> What the exercise asks: From the entries, copy each line that includes "icon".

══════════════════════════════

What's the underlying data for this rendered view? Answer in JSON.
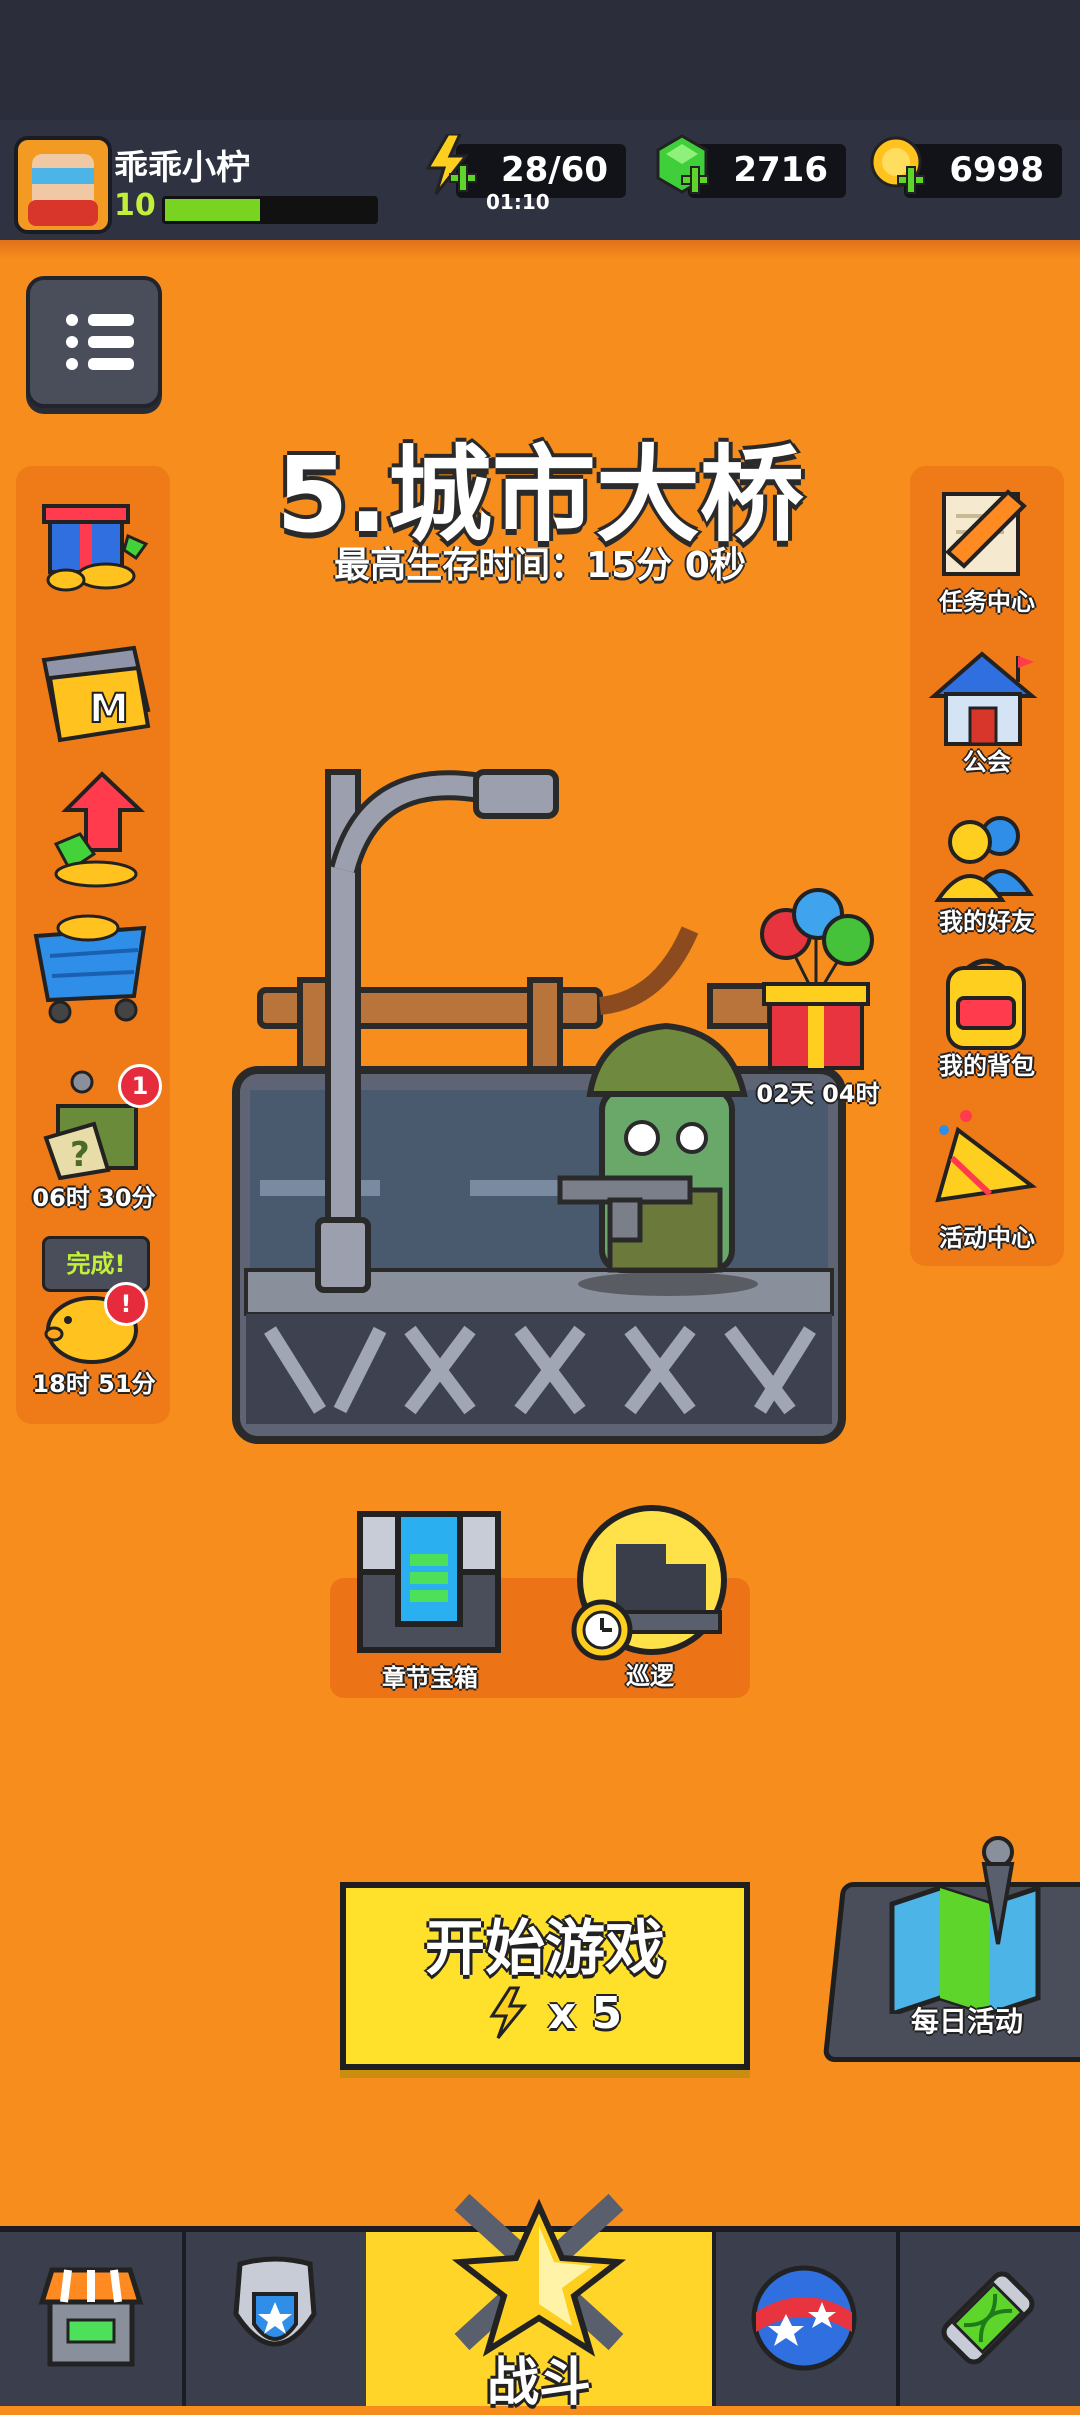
{
  "player": {
    "name": "乖乖小柠",
    "level": "10",
    "xp_fraction": 0.45
  },
  "resources": {
    "energy": "28/60",
    "energy_timer": "01:10",
    "gems": "2716",
    "coins": "6998"
  },
  "stage": {
    "title": "5.城市大桥",
    "best_survival": "最高生存时间：15分 0秒"
  },
  "left_sidebar": {
    "supply_timer": "06时 30分",
    "supply_badge": "1",
    "piggy_status": "完成!",
    "piggy_badge": "!",
    "piggy_timer": "18时 51分"
  },
  "right_sidebar": {
    "items": [
      {
        "label": "任务中心",
        "icon": "scroll-pencil-icon"
      },
      {
        "label": "公会",
        "icon": "guild-house-icon"
      },
      {
        "label": "我的好友",
        "icon": "friends-icon"
      },
      {
        "label": "我的背包",
        "icon": "backpack-icon"
      },
      {
        "label": "活动中心",
        "icon": "party-horn-icon"
      }
    ]
  },
  "gift_event": {
    "timer": "02天 04时"
  },
  "chapter_chest": {
    "label": "章节宝箱"
  },
  "patrol": {
    "label": "巡逻"
  },
  "start_game": {
    "label": "开始游戏",
    "cost": "x 5"
  },
  "daily_activity": {
    "label": "每日活动"
  },
  "bottom_nav": {
    "battle_label": "战斗",
    "tabs": [
      "shop-icon",
      "shield-badge-icon",
      "battle-star-icon",
      "skills-orb-icon",
      "gene-capsule-icon"
    ]
  },
  "colors": {
    "background": "#f68d1c",
    "start_button": "#ffe02a",
    "xp_fill": "#79d321",
    "nav_active": "#ffd52a"
  }
}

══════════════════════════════

> Problem solution:
        "icon": "scroll-pencil-icon"
        "icon": "guild-house-icon"
        "icon": "friends-icon"
        "icon": "backpack-icon"
        "icon": "party-horn-icon"
      "shop-icon",
      "shield-badge-icon",
      "battle-star-icon",
      "skills-orb-icon",
      "gene-capsule-icon"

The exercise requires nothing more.